The response of the person who forwarded Sheehan's message is even more disheartening: Cindy is on to the sham. For this person, the Iranians are merely a crowd of extras participating in a sham co-produced by the US and Israel. I feel compelled to explain all this, even though, as I implied earlier, the election result is now increasingly irrelevant, because the protests would be legitimate even if Ahmadinejad did, in fact, prevail. Iranians have every right to protest a government that imposes oppressive social controls upon women and young people, while criminalizing homosexuality, subjecting gays and lesbians to brutal punishments, if not death, and prohibiting the emergence of independent trade unions. I intend to address this particular aspect of the protests in more depth in a future post, but, for now, I will just observe that the left historically, as personified by its anarchist, communist and social democratic manifestations, has always been a secularizing force, hostile to the imposition of religious constraints upon personal conduct.
Sheehan is not the only person sticking her head in the sand on this. I have engaged in an ongoing e-mail exchange with someone who sends me, and a number of others on his list, articles related to anti-Zionism, anti-imperialism, South American social movements and the predations of the American empire. He has sent me a number of articles purporting to defend the Iranian election result, while maligning US media coverage and the pronouncements of Obama. I encouraged him to expand the scope of his submissions by sending out links to the ongoing debate between lenin and Yoshie over at Lenin's Tomb, as I did here earlier today. In other words, I didn't insist that he send out articles and links in support of the protests, but that he merely send out ones that set forth both sides of an engaged, passionate left debate. He was polite, but evasively firm. Forget about it.

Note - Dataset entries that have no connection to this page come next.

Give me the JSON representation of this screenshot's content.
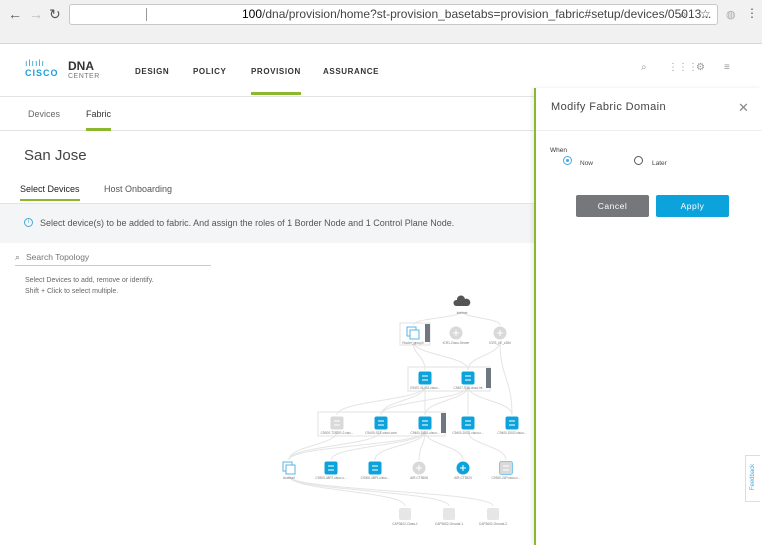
{
  "browser": {
    "url_host_part": "100",
    "url_rest": "/dna/provision/home?st-provision_basetabs=provision_fabric#setup/devices/05013..."
  },
  "header": {
    "logo_brand": "CISCO",
    "logo_product": "DNA",
    "logo_sub": "CENTER",
    "nav": [
      "DESIGN",
      "POLICY",
      "PROVISION",
      "ASSURANCE"
    ],
    "active_nav": "PROVISION"
  },
  "tabs": {
    "items": [
      "Devices",
      "Fabric"
    ],
    "active": "Fabric"
  },
  "page": {
    "title": "San Jose",
    "subtabs": [
      "Select Devices",
      "Host Onboarding"
    ],
    "active_subtab": "Select Devices",
    "info": "Select device(s) to be added to fabric. And assign the roles of 1 Border Node and 1 Control Plane Node.",
    "search_placeholder": "Search Topology",
    "help_line1": "Select Devices to add, remove or identify.",
    "help_line2": "Shift + Click to select multiple."
  },
  "topology": {
    "colors": {
      "selected": "#0ca3dc",
      "unselected": "#d9d9d9",
      "cloud": "#555555"
    },
    "nodes": [
      {
        "id": "internet",
        "type": "cloud",
        "label": "Internet"
      },
      {
        "id": "rg",
        "type": "group",
        "label": "Router_group0"
      },
      {
        "id": "r1",
        "type": "router",
        "label": "ICR1-Cisco-Server",
        "selected": false
      },
      {
        "id": "r2",
        "type": "router",
        "label": "ICR3_LE_x284",
        "selected": false
      },
      {
        "id": "s1",
        "type": "switch",
        "label": "C9407-SL-B2.cisco...",
        "selected": true
      },
      {
        "id": "s2",
        "type": "switch",
        "label": "C9407-S1A.cisco.int",
        "selected": true
      },
      {
        "id": "s3",
        "type": "switch",
        "label": "C9300-T2SDR-2.cisc...",
        "selected": false
      },
      {
        "id": "s4",
        "type": "switch",
        "label": "C9400-S1E.cisco.com",
        "selected": true
      },
      {
        "id": "s5",
        "type": "switch",
        "label": "C9400-D001.cisco...",
        "selected": true
      },
      {
        "id": "s6",
        "type": "switch",
        "label": "C9400-D021.cisco.c...",
        "selected": true
      },
      {
        "id": "s7",
        "type": "switch",
        "label": "C9400-D002.cisco...",
        "selected": true
      },
      {
        "id": "ag",
        "type": "group",
        "label": "Access0"
      },
      {
        "id": "a1",
        "type": "switch",
        "label": "C9300-48P2.cisco.c...",
        "selected": true
      },
      {
        "id": "a2",
        "type": "switch",
        "label": "C9300-48P1.cisco...",
        "selected": true
      },
      {
        "id": "a3",
        "type": "router",
        "label": "AIR-CT5508",
        "selected": false
      },
      {
        "id": "a4",
        "type": "router",
        "label": "AIR-CT5520",
        "selected": true
      },
      {
        "id": "a5",
        "type": "switch",
        "label": "C9300-24P.cisco.c...",
        "selected": false,
        "highlighted": true
      },
      {
        "id": "ap1",
        "type": "ap",
        "label": "CAP3602-Class-1",
        "selected": false
      },
      {
        "id": "ap2",
        "type": "ap",
        "label": "CAP3602-Ground-1",
        "selected": false
      },
      {
        "id": "ap3",
        "type": "ap",
        "label": "CAP3602-Ground-2",
        "selected": false
      }
    ],
    "edges": [
      [
        "internet",
        "rg"
      ],
      [
        "internet",
        "r2"
      ],
      [
        "rg",
        "s1"
      ],
      [
        "rg",
        "s2"
      ],
      [
        "r2",
        "s2"
      ],
      [
        "r2",
        "s7"
      ],
      [
        "s1",
        "s3"
      ],
      [
        "s1",
        "s4"
      ],
      [
        "s1",
        "s5"
      ],
      [
        "s2",
        "s4"
      ],
      [
        "s2",
        "s5"
      ],
      [
        "s2",
        "s6"
      ],
      [
        "s2",
        "s7"
      ],
      [
        "s4",
        "ag"
      ],
      [
        "s5",
        "ag"
      ],
      [
        "s5",
        "a1"
      ],
      [
        "s5",
        "a2"
      ],
      [
        "s5",
        "a3"
      ],
      [
        "s5",
        "a4"
      ],
      [
        "s6",
        "a5"
      ],
      [
        "s3",
        "ag"
      ],
      [
        "ag",
        "ap1"
      ],
      [
        "ag",
        "ap2"
      ],
      [
        "ag",
        "ap3"
      ]
    ]
  },
  "panel": {
    "title": "Modify Fabric Domain",
    "when_label": "When",
    "options": [
      "Now",
      "Later"
    ],
    "selected_option": "Now",
    "cancel": "Cancel",
    "apply": "Apply"
  },
  "feedback": "Feedback"
}
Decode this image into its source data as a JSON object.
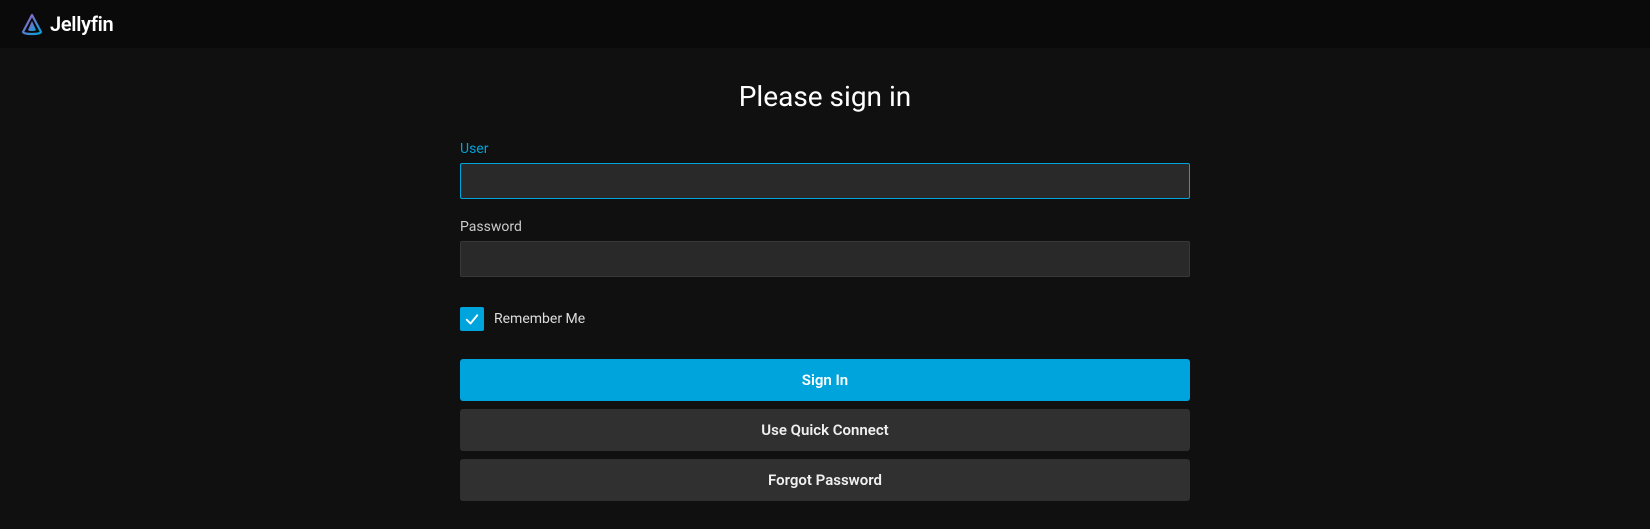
{
  "header": {
    "brand_name": "Jellyfin"
  },
  "login": {
    "title": "Please sign in",
    "user_label": "User",
    "user_value": "",
    "password_label": "Password",
    "password_value": "",
    "remember_label": "Remember Me",
    "remember_checked": true,
    "signin_button": "Sign In",
    "quick_connect_button": "Use Quick Connect",
    "forgot_button": "Forgot Password"
  },
  "colors": {
    "accent": "#00a4dc",
    "background": "#101010",
    "input_bg": "#292929",
    "secondary_btn": "#303030"
  }
}
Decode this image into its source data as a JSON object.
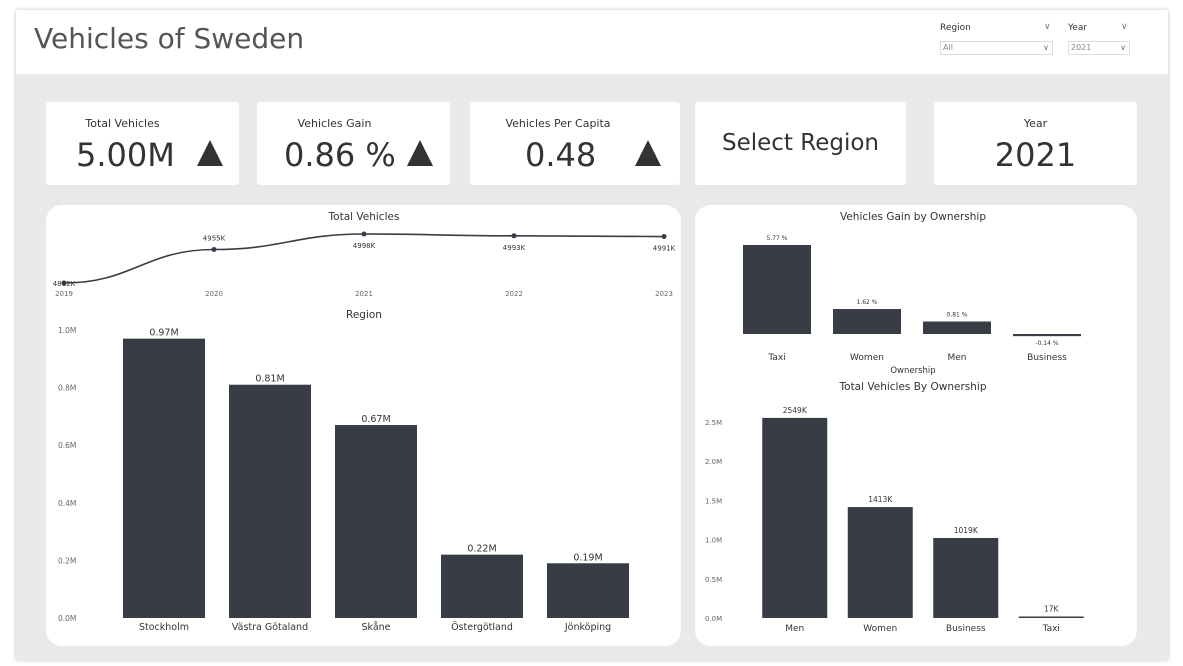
{
  "header": {
    "title": "Vehicles of Sweden"
  },
  "slicers": {
    "region": {
      "label": "Region",
      "value": "All"
    },
    "year": {
      "label": "Year",
      "value": "2021"
    }
  },
  "cards": {
    "total_vehicles": {
      "title": "Total Vehicles",
      "value": "5.00M",
      "indicator": "up-triangle-icon"
    },
    "vehicles_gain": {
      "title": "Vehicles Gain",
      "value": "0.86 %",
      "indicator": "up-triangle-icon"
    },
    "vehicles_per_capita": {
      "title": "Vehicles Per Capita",
      "value": "0.48",
      "indicator": "up-triangle-icon"
    },
    "select_region": {
      "value": "Select Region"
    },
    "year": {
      "title": "Year",
      "value": "2021"
    }
  },
  "colors": {
    "bar": "#383c44",
    "line": "#383c44",
    "background": "#e9e9e9",
    "card": "#ffffff"
  },
  "chart_data": [
    {
      "id": "total_vehicles_line",
      "type": "line",
      "title": "Total Vehicles",
      "x": [
        "2019",
        "2020",
        "2021",
        "2022",
        "2023"
      ],
      "values": [
        4862,
        4955,
        4998,
        4993,
        4991
      ],
      "labels": [
        "4862K",
        "4955K",
        "4998K",
        "4993K",
        "4991K"
      ]
    },
    {
      "id": "region_bar",
      "type": "bar",
      "title": "Region",
      "categories": [
        "Stockholm",
        "Västra Götaland",
        "Skåne",
        "Östergötland",
        "Jönköping"
      ],
      "values": [
        0.97,
        0.81,
        0.67,
        0.22,
        0.19
      ],
      "labels": [
        "0.97M",
        "0.81M",
        "0.67M",
        "0.22M",
        "0.19M"
      ],
      "yticks": [
        "0.0M",
        "0.2M",
        "0.4M",
        "0.6M",
        "0.8M",
        "1.0M"
      ],
      "ylim": [
        0,
        1.0
      ]
    },
    {
      "id": "gain_by_ownership",
      "type": "bar",
      "title": "Vehicles Gain by Ownership",
      "xlabel": "Ownership",
      "categories": [
        "Taxi",
        "Women",
        "Men",
        "Business"
      ],
      "values": [
        5.77,
        1.62,
        0.81,
        -0.14
      ],
      "labels": [
        "5.77 %",
        "1.62 %",
        "0.81 %",
        "-0.14 %"
      ]
    },
    {
      "id": "total_by_ownership",
      "type": "bar",
      "title": "Total Vehicles By Ownership",
      "categories": [
        "Men",
        "Women",
        "Business",
        "Taxi"
      ],
      "values": [
        2549,
        1413,
        1019,
        17
      ],
      "labels": [
        "2549K",
        "1413K",
        "1019K",
        "17K"
      ],
      "yticks": [
        "0.0M",
        "0.5M",
        "1.0M",
        "1.5M",
        "2.0M",
        "2.5M"
      ],
      "ylim": [
        0,
        2750
      ]
    }
  ]
}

It is a marked contrast to lenin, Richard Seymour, who has allowed Yoshie to post several articles and numerous comments that defend the regime on his site. He recognizes that it is essential for people on the left to participate in an open, vigourous discussion. Eli, over at Left I on the News, has also been silent, while posting articles complaining about the hypocrisy of US media and the President in regard to their responses to the Iranian protests. He quite properly pilliories them for their refusal to apply the same standards to the brutalities of US and Israeli actions nearby. He does not, however, take it one step further, as As'ad Abukhalil, the Angry Arab, has done, and address what is happening inside Iran as well. Abukhalil combines a curiosity about the protests from a Middle Eastern perspective with a sharpness of political interpretation that puts the rest of us to shame. Unlike others here in the US, he is aware that waiting for the Iranian protesters to just go away is no substitute for urgently required sociological and political analysis.